Lira Tumbles 3% Further on No Agreement with the U.S. #TurkeySanctions
The Turkish lira dropped sharply in early London trade amid a fresh jolt of volatility on Thursday, leaving the embattled currency at a new historic low.
The lira was down as much as 2.9 per cent for the day, with one dollar buying 5.4364 units of the currency. At its low on Monday, it had slumped to TL5.4253.
Turkish officials held meetings on Wednesday with US state department officials, following a move by the US to hit two senior Turkish government ministers with sanctions over the detention of an American pastor. However, there was no indication of a resolution by Thursday morning.
“We held additional talks with Turkish officials. The conversations continue,” state department spokesperson Heather Nauert said after the meeting, according to a report by Reuters.
President Recep Tayyip Erdogan and key policymakers have largely been silent since the start of the week, when the lira’s descent began to accelerate. The president was quoted as telling a group of businessmen on Wednesday that the meeting in Washington showed “the process was working.” “Everything will get better in a reasonable time. The markets will settle down. Don’t be afraid at all, it will all pass,” he said, according to Milliyet newspaper. Thursday’s decline in the lira came amid a gloomy backdrop for emerging market currencies.
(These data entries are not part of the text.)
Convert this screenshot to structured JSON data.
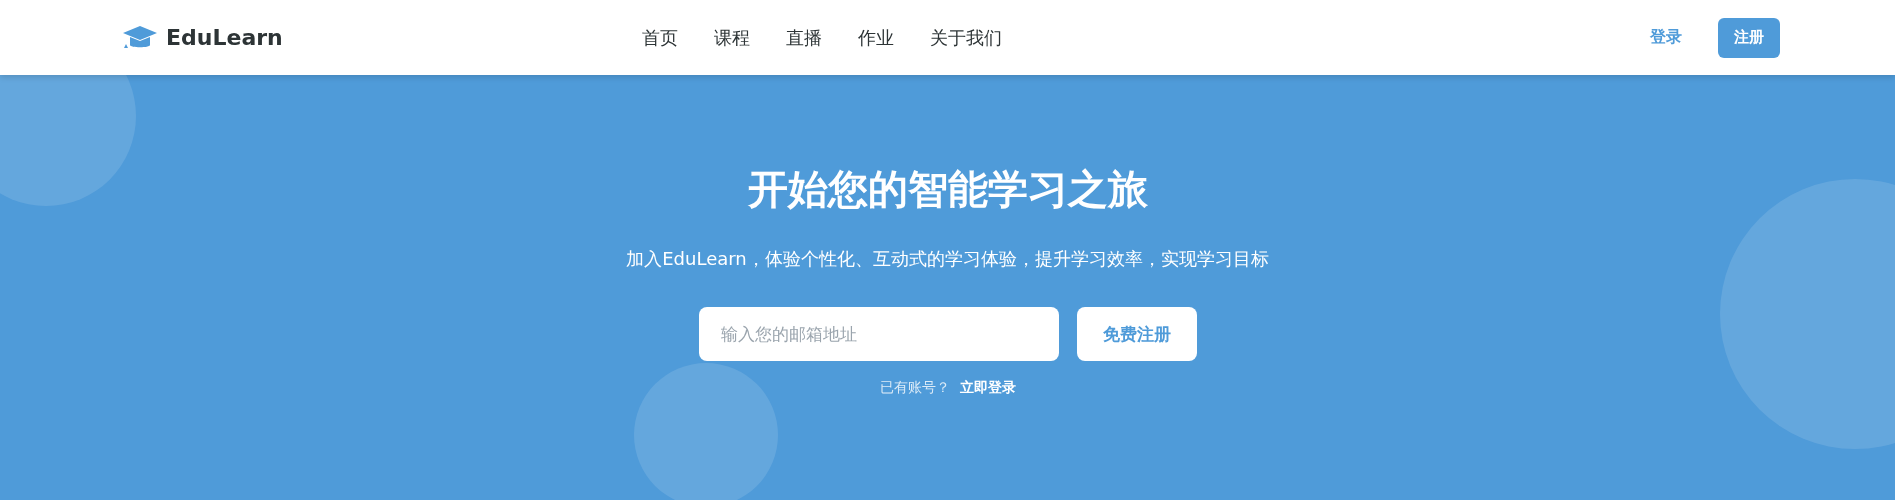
{
  "header": {
    "logo": "EduLearn",
    "nav": [
      {
        "label": "首页"
      },
      {
        "label": "课程"
      },
      {
        "label": "直播"
      },
      {
        "label": "作业"
      },
      {
        "label": "关于我们"
      }
    ],
    "login": "登录",
    "register": "注册"
  },
  "hero": {
    "title": "开始您的智能学习之旅",
    "subtitle": "加入EduLearn，体验个性化、互动式的学习体验，提升学习效率，实现学习目标",
    "email": {
      "placeholder": "输入您的邮箱地址"
    },
    "signup": "免费注册",
    "account_prompt": "已有账号？",
    "login_link": "立即登录"
  }
}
Turkey itself is dealing with a slew of other issues. Its economy is showing signs of overheating, with inflation running at nearly 15 per cent. Meanwhile, investors are increasingly worried about the central bank’s independence after it declined to raise interest rates last month despite the rapid price growth and market expectations for such a move.
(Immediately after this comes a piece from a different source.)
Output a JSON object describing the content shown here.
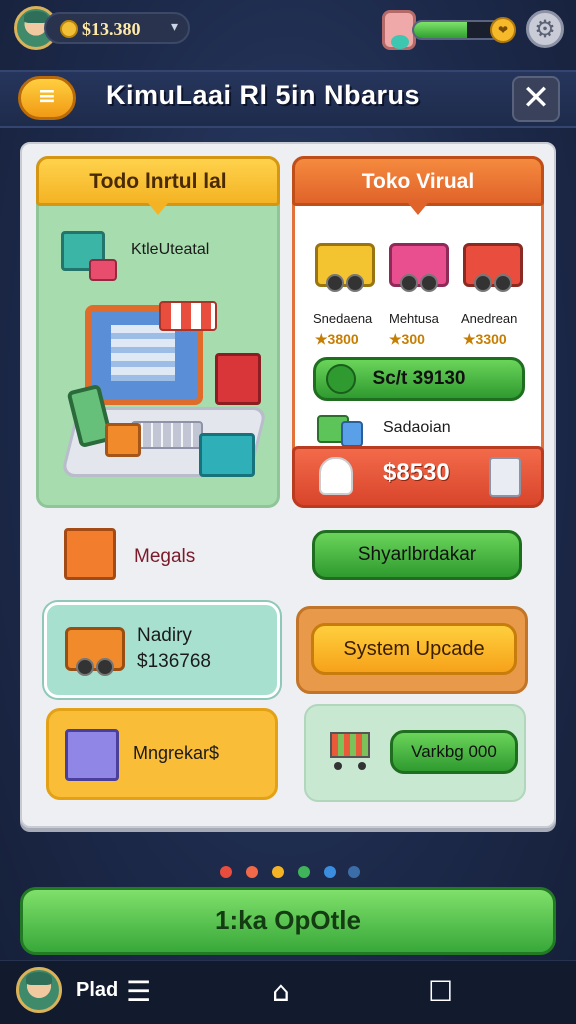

The president has repeatedly criticised high interest rates, and blamed foreign forces for the currency’s weakness. “The Turks need to get this resolved ASAP, these markets cannot stand the suspense at this stage,” said Timothy Ash, emerging markets sovereign strategist at BlueBay Asset Management, referring to the negotiations with the US. “The US is under little pressure to move quickly to compromise, but the fragile state of Turkish markets suggests they have to get real and cut a deal.”